A Christian View of Sports (2)

In this article I wish to deal with some individual issues to which we can apply the general principles written about in the last issue.

Firstly, women and sport. Some argue that women should not be permitted to play sports, because it might compromise their modesty, cause unfeminine traits of personality, and the like. Besides, the virtuous woman in Proverbs 31 is too busy working with her hands, buying fields, and feeding the needy to have time for mere games. But women have equality in the area with men, as they are just as much under obligation to keep the sixth commandment as men. Furthermore, the Bible mentions both sexes playing together (Zech. 8:5). As women work just as worthily and strenuously as men, so their recreational activity is just as valid and necessary.

Secondly, violence and sport. Such violence can be of two sorts, either involving animals or humans. With regard to violence against animals, Herman Hoeksema suggests two reasons why animals should not be mistreated for any reason, including mere recreation. Firstly, as king of creation under God, man’s lordship over the earth does not involve tyranny and abuse but care and nurture. Secondly, animals were, like man, created as living souls, and are related by creation (not evolution) to man in having the powers of sensation and instinct, as well as freedom of action.

With regard to violence against humans, most physical sport involves some sort of bodily contact as a secondary effect of the game. But there are some sports which have bodily contact of violent nature as their primary objective, such as martial arts. I believe that such activity can be justified within a Christian context for the following reasons. Firstly, the sixth commandment requires us to protect and preserve our own life, and the life of our neighbour, and self-defense teaching may enable us under certain circumstances to do this. Secondly, Paul uses an analogy from fighting—commentators say wrestling or boxing—as having a valid parallel with the Christian life in I Corinthians 9:26.

Thirdly, professionalism in sport. There are many problems with this concept. It mixes labour and rest or recreation, which ought to be kept distinct, after the creation pattern of God working six days and resting on the seventh. The context in which a Christian would have to work if he or she was a professional sports person would be unchristian, with unbiblical views of fairness and aims in playing. Often it would involve working on the Lord’s Day, which would be an intolerable scenario for any Christian. Consistent membership in a local visible church would be ruled out because of the amount of travel involved. Besides all his, professionalism is simply unnecessary. People can get the same amount of pleasure playing and watching a sport if it is amateur in status.

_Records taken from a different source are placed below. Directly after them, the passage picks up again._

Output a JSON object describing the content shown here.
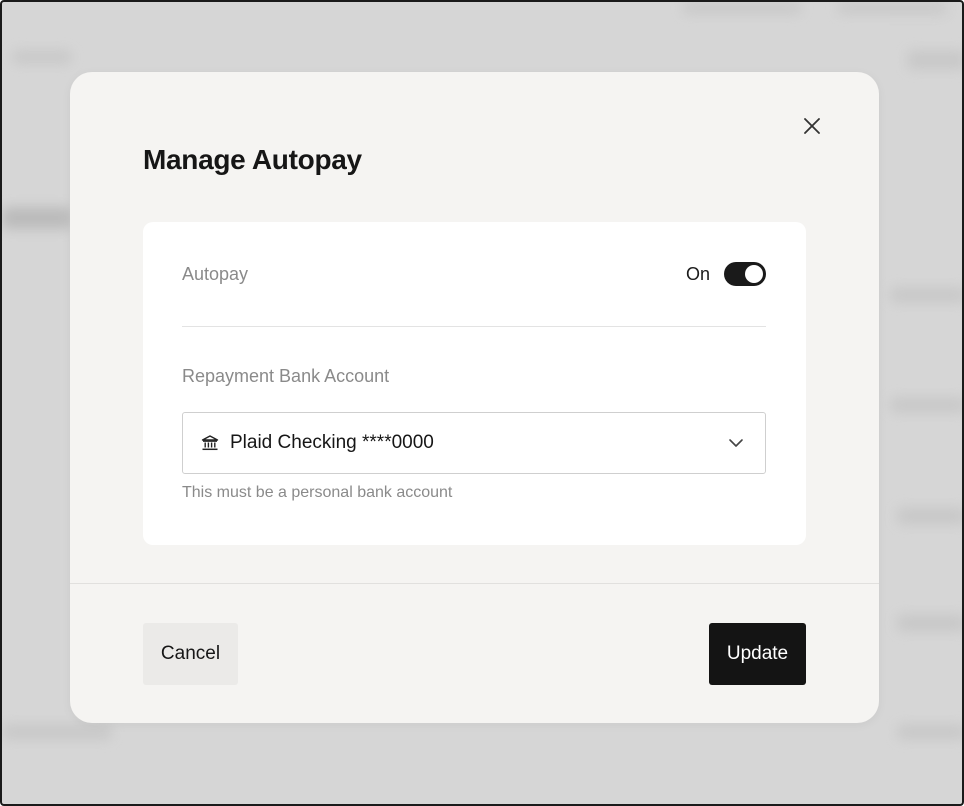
{
  "modal": {
    "title": "Manage Autopay",
    "close_label": "Close"
  },
  "autopay": {
    "label": "Autopay",
    "state_text": "On",
    "enabled": true
  },
  "repayment": {
    "label": "Repayment Bank Account",
    "selected_value": "Plaid Checking ****0000",
    "helper_text": "This must be a personal bank account",
    "icon": "bank-icon"
  },
  "footer": {
    "cancel_label": "Cancel",
    "update_label": "Update"
  },
  "colors": {
    "primary_button": "#141414",
    "toggle_on": "#1a1a1a",
    "modal_bg": "#f5f4f2",
    "overlay": "#d6d6d6"
  }
}
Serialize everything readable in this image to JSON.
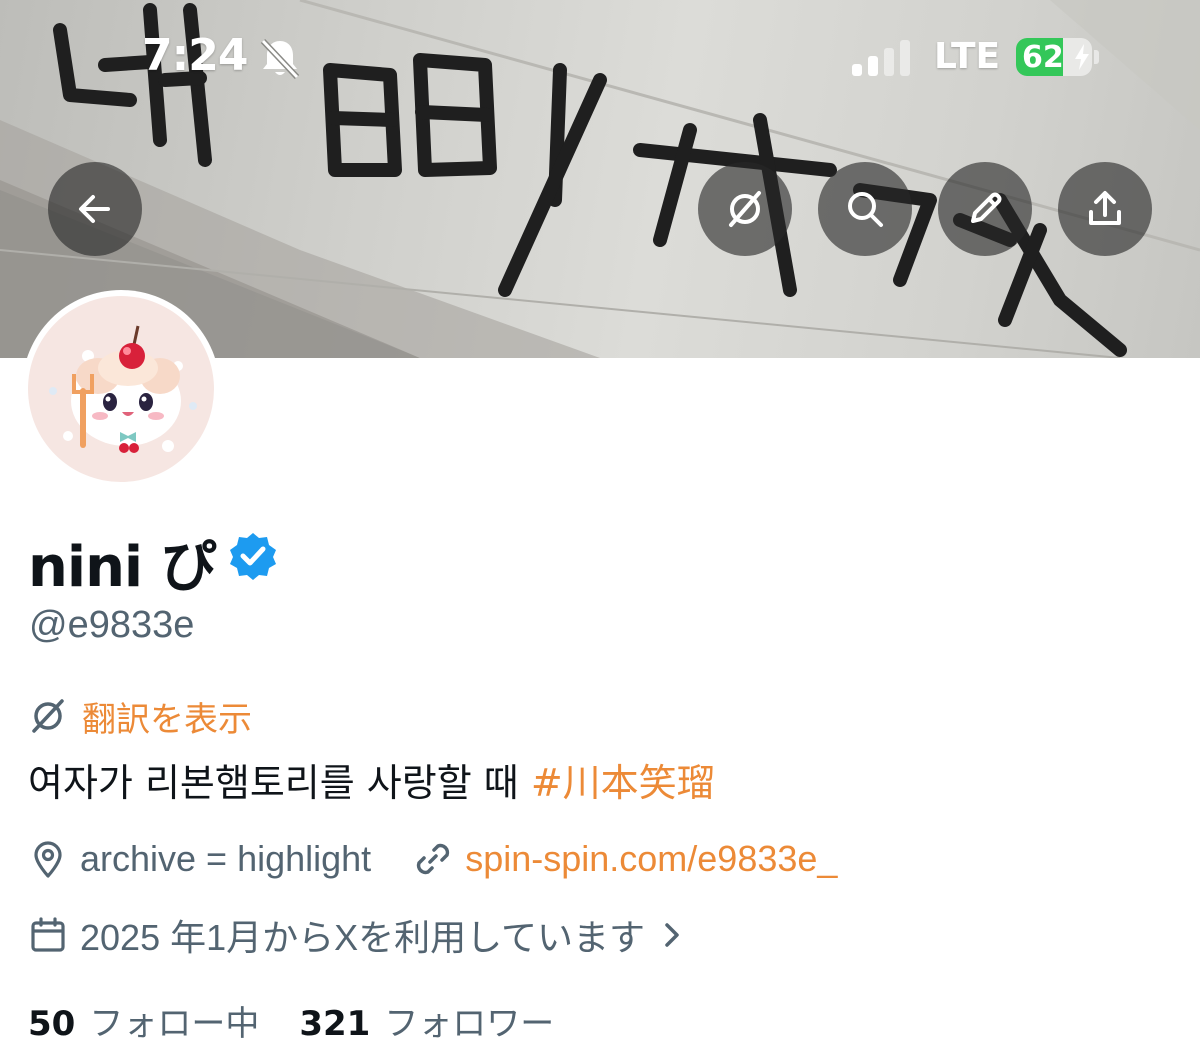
{
  "status_bar": {
    "time": "7:24",
    "network": "LTE",
    "battery_percent": "62",
    "battery_level": 0.62
  },
  "header": {
    "buttons": [
      {
        "name": "back",
        "icon": "arrow-left-icon"
      },
      {
        "name": "translate",
        "icon": "translate-icon"
      },
      {
        "name": "search",
        "icon": "search-icon"
      },
      {
        "name": "edit",
        "icon": "pencil-icon"
      },
      {
        "name": "share",
        "icon": "share-icon"
      }
    ]
  },
  "banner": {
    "handwritten_text": "니어삐ㅣ サランハ"
  },
  "profile": {
    "display_name": "nini ぴ",
    "verified": true,
    "handle": "@e9833e",
    "translate_label": "翻訳を表示",
    "bio_text": "여자가 리본햄토리를 사랑할 때 ",
    "bio_hashtag": "#川本笑瑠",
    "location": "archive = highlight",
    "website": "spin-spin.com/e9833e_",
    "joined": "2025 年1月からXを利用しています",
    "following_count": "50",
    "following_label": "フォロー中",
    "followers_count": "321",
    "followers_label": "フォロワー"
  },
  "colors": {
    "accent": "#ec8a37",
    "verified_blue": "#1d9bf0",
    "secondary_text": "#536471",
    "battery_green": "#34c759"
  }
}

Finally, there are the abuses of sport. Within certain modern church circles it is popular to believe that sport can be a tool for evangelism (“sports ministry”) as it provides a way of contacting the local community and setting forth moral role models. All this is contrary to the biblical principle that only preaching the gospel saves sinners. (See Romans 10:13-15 and I Corinthians 1:17-18.) The church has no mandate to do anything else. But, of course, the largest abuse of sport is the blatant idolatry it occasions. Sport is the religion of the masses. Somebody’s “god” is their chief priority in life, what they cling to for life and death, that on which they spend their time, money, and energy. For many modern nonchristians, their “god” is certainly sport. For, Christians, everything else comes in a poor second place. ❖